Hey there readers, this week I am honored to introduce Judith Ortiz Cofer, the author of our last featured YA book for this academic year, The Meaning of Consuelo. Ortiz Cofer was born in Hormingueros, Puerto Rico, where she spent her formative years until her father’s job in the Navy had them move to Paterson, New Jersey. Ortiz Cofer, though, returned repeatedly to the island, often staying for months at a time with her grandmother. Her passion for story telling was inspired by the many stories she heard from her grandmother during these visits.
In her writing, she deals with issues that have been themes in her own life, such as having experienced the opposing world views of her parents who disagreed about living on the island. While her mother wanted to maintain strong ties to her tradition and heritage, her father wished to disassociate himself and his children from the stigmas and lack of opportunity of being from the island. In an interview done by the Annenburg Foundation, she states, “I now know that it was my heritage; this is my material, this is what I can write about because I have intimate knowledge of it. So in a lot of my books, beginning with my early poetry and then on to my novels…my theme is: When you are always between cultures and between languages, how do you negotiate the world? And I think that is a very contemporary theme because America is constantly being populated and repopulated by new immigrants, and that is what makes this country unique.” This theme is evident throughout our featured novel, The Meaning of Consuelo, in particular.
Her books are relevant to multiple audiences, from those in high school all the way through adulthood. With writing that is at once personal and political, Ortiz Cofer deals with issues that pertain to Latin@s throughout the United States, including family networks, language maintenance, and identity formation.
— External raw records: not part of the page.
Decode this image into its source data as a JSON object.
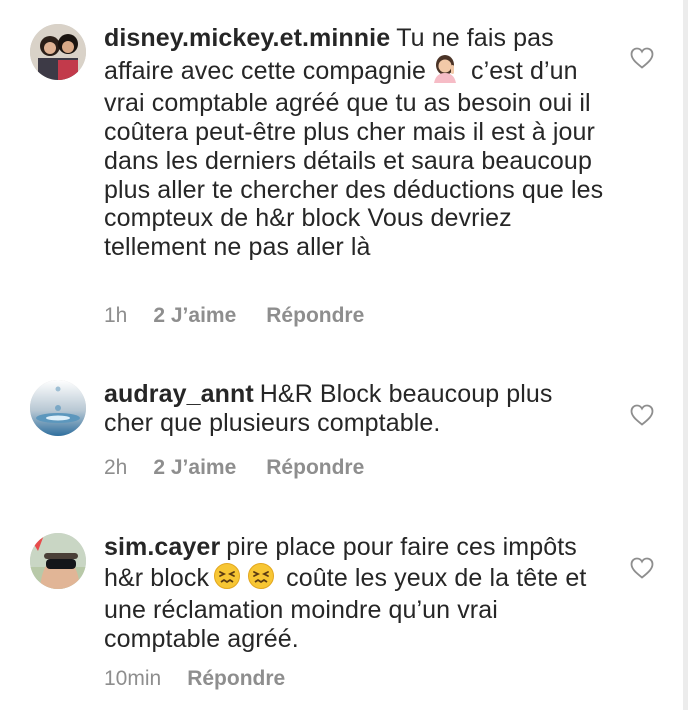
{
  "comments": [
    {
      "username": "disney.mickey.et.minnie",
      "text_part1": "Tu ne fais pas affaire avec cette compagnie",
      "text_part2": " c’est d’un vrai comptable agréé que tu as besoin oui il coûtera peut-être plus cher mais il est à jour dans les derniers détails et saura beaucoup plus aller te chercher des déductions que les compteux de h&r block Vous devriez tellement ne pas aller là",
      "emoji": "woman-shrugging-emoji",
      "time": "1h",
      "likes": "2 J’aime",
      "reply": "Répondre"
    },
    {
      "username": "audray_annt",
      "text": "H&R Block beaucoup plus cher que plusieurs comptable.",
      "time": "2h",
      "likes": "2 J’aime",
      "reply": "Répondre"
    },
    {
      "username": "sim.cayer",
      "text_part1": "pire place pour faire ces impôts h&r block",
      "text_part2": " coûte les yeux de la tête et une réclamation moindre qu’un vrai comptable agréé.",
      "emoji": "confounded-face-emoji",
      "time": "10min",
      "reply": "Répondre"
    }
  ],
  "colors": {
    "text": "#262626",
    "meta": "#8e8e8e",
    "heart_outline": "#8e8e8e"
  }
}
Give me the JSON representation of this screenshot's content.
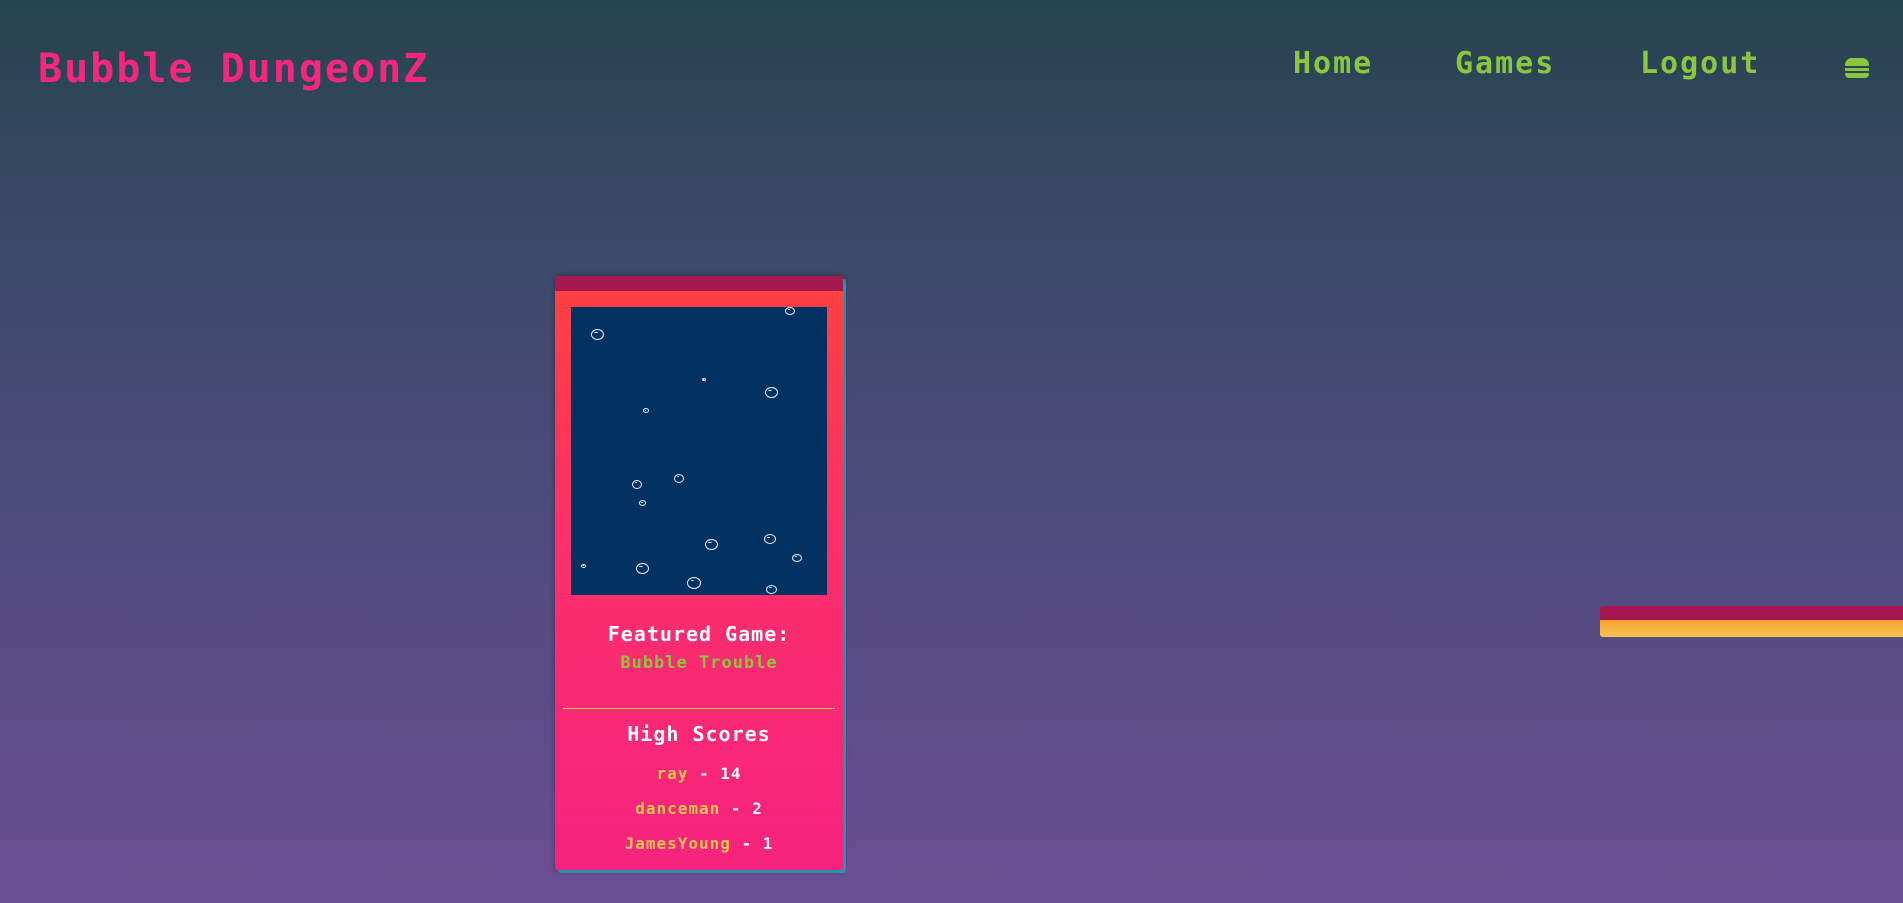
{
  "header": {
    "brand": "Bubble DungeonZ",
    "nav": {
      "home": "Home",
      "games": "Games",
      "logout": "Logout",
      "menu_icon": "hamburger-icon"
    }
  },
  "featured": {
    "label": "Featured Game:",
    "game_title": "Bubble Trouble"
  },
  "high_scores": {
    "title": "High Scores",
    "separator": "-",
    "entries": [
      {
        "name": "ray",
        "score": "14"
      },
      {
        "name": "danceman",
        "score": "2"
      },
      {
        "name": "JamesYoung",
        "score": "1"
      }
    ]
  },
  "colors": {
    "brand": "#f5267e",
    "nav": "#8cc63f",
    "card": "#fb2f6a",
    "game_canvas": "#023262",
    "score_name": "#f2c94c"
  }
}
Ortiz Cofer holds a B.A. in English from Augusta College and an M.A. in English Literature from Florida Atlantic University. After 26 years as an English professor, she retired from the University of Georgia in December 2013. We can imagine that her students must have been inspired to have her as teacher, for Ortiz Cofer’s writing is as flexible as it is creative. She shifts with apparent ease between writing poetry, essays, novels, short stories and creative non-fiction – all of which have garnered her critical acclaim. As evidence of her success, in 2010 Ortiz Cofer was inducted into the Georgia Writers Hall of Fame. She has received grants from the Witter Bynner Foundation and the George Council for the Arts, and fellowships from the National Endowment for the Arts, the Bread Loaf Writers’ Conference, and the Florida Fine Arts Council.
This month’s featured book, The Meaning of Consuelo, was no exception to this rule. The novel was awarded the 2003 Américas Award, ALA Best Books for Young Adults, and was also included on the New York Public Library’s “Books for the Teen Age 2004 List.”
To learn more about Ortiz Cofer and her work, check out some of the following resources:
- A Heinemann Publishing video interview in which “Judith Ortiz Cofer answers questions about writing,” including “why it matters, and her self-invention as an American writer and teacher.”
- The Center for Public Television’s video “Bookmark: Judith Ortiz Cofer”
- Poetry Foundation’s biography of her and selected poems
- Voices from the Gaps: Biography, Criticism, and Bibliography of Ortiz Cofer
- Georgia Writers Hall of Fame: Honoree Page
- Masterpiece Theater’s overview of Puerto Rican Poetry and selected poems